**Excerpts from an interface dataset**
□ □ □ □ □

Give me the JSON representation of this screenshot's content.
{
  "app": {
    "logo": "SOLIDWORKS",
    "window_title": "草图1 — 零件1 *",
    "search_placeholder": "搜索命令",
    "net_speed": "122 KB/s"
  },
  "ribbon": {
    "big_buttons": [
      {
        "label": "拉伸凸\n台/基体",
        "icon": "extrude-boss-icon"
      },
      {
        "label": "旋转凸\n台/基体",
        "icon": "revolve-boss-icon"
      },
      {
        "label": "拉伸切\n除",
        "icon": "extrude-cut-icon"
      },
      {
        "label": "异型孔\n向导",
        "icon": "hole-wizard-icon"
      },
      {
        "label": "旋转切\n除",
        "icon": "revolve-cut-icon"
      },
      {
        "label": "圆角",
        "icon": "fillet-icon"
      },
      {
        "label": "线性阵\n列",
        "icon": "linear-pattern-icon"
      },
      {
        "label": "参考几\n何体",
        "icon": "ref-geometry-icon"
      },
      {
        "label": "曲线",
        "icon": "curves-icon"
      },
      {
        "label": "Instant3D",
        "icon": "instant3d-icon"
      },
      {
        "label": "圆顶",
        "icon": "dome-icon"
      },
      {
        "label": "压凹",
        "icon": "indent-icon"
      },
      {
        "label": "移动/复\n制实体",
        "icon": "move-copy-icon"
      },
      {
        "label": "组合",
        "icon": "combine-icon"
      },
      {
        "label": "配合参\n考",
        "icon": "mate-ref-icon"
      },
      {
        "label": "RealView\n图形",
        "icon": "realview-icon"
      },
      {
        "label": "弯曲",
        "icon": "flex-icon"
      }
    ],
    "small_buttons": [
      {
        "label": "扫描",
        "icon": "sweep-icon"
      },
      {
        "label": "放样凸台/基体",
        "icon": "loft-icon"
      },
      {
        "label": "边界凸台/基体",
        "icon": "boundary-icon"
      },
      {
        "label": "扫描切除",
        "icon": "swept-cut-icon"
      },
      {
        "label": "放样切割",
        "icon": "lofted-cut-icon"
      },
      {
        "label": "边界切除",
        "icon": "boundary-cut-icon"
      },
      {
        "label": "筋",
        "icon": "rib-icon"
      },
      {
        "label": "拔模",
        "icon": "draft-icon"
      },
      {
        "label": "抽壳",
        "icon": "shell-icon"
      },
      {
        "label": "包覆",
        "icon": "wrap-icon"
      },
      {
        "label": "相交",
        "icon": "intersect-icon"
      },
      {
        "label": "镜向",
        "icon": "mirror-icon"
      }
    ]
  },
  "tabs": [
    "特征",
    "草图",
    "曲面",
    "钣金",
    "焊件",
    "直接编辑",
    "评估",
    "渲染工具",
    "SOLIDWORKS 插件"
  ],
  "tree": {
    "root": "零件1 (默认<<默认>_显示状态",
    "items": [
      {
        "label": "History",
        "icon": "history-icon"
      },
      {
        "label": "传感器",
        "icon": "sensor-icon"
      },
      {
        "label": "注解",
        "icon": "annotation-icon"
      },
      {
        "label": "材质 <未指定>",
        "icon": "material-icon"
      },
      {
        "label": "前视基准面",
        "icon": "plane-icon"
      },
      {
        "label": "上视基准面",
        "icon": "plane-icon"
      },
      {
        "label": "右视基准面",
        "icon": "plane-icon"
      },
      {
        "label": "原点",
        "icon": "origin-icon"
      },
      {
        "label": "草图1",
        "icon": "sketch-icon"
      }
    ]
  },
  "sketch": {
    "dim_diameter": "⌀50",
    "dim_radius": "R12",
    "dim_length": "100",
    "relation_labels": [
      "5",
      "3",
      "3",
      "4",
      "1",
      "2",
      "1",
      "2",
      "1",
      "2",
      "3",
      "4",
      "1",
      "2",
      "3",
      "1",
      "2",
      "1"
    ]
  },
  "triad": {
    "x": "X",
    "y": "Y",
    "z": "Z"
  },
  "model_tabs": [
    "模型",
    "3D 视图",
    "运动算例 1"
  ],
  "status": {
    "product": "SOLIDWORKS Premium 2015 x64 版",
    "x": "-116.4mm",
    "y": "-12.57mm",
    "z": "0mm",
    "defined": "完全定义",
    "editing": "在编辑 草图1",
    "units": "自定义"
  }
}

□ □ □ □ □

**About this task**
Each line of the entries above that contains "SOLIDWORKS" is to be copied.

**Answer to this exercise**
    "logo": "SOLIDWORKS",
    "SOLIDWORKS 插件"
    "product": "SOLIDWORKS Premium 2015 x64 版",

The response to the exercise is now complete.